§ **Work instructions**
The required result is a copy of each line below in which "this" appears.

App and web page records
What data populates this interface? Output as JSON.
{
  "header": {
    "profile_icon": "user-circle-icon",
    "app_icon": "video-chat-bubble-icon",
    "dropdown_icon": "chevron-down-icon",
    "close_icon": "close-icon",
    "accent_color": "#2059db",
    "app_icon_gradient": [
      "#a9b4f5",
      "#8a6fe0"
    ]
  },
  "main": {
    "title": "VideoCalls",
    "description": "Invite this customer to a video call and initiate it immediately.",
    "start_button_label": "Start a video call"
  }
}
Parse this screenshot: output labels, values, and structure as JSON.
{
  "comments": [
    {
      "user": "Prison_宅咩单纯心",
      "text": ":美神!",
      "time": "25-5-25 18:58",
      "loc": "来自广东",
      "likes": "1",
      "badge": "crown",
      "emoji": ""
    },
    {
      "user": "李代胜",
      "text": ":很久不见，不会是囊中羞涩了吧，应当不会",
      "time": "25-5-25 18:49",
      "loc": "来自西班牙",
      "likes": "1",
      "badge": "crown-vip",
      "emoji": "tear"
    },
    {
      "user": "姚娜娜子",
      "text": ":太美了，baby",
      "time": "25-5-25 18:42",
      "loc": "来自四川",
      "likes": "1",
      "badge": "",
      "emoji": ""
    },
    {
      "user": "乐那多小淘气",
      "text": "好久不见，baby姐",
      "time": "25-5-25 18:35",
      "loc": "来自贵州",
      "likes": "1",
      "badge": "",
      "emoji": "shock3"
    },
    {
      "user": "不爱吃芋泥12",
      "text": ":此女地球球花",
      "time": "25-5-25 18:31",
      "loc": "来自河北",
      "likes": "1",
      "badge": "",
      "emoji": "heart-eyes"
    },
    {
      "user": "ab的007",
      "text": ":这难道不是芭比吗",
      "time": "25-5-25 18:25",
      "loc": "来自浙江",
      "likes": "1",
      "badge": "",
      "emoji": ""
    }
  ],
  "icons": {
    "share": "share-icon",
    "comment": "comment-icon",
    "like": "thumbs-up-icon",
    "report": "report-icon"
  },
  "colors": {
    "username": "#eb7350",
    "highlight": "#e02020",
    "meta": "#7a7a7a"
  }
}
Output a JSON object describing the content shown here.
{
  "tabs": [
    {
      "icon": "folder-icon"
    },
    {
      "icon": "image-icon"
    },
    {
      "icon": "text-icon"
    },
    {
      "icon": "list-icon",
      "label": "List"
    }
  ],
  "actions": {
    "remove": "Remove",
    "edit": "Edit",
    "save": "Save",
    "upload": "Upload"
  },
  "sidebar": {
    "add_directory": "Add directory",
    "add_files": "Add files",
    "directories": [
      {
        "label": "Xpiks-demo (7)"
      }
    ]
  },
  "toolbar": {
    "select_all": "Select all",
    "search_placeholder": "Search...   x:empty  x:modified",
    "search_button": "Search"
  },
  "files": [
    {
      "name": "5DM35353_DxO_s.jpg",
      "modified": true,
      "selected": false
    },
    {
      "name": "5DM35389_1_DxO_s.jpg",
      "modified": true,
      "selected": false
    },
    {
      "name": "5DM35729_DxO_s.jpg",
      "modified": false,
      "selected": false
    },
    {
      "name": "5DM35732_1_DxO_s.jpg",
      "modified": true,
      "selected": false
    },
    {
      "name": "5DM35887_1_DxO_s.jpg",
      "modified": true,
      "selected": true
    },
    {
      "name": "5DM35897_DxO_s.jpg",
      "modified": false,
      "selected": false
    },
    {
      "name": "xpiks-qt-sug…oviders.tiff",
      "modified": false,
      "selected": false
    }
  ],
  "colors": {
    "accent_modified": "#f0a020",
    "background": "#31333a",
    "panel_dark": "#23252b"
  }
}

§ **Finished task**
What data populates this interface? Output as JSON.
    "description": "Invite this customer to a video call and initiate it immediately.",
Parse this screenshot: output labels, values, and structure as JSON.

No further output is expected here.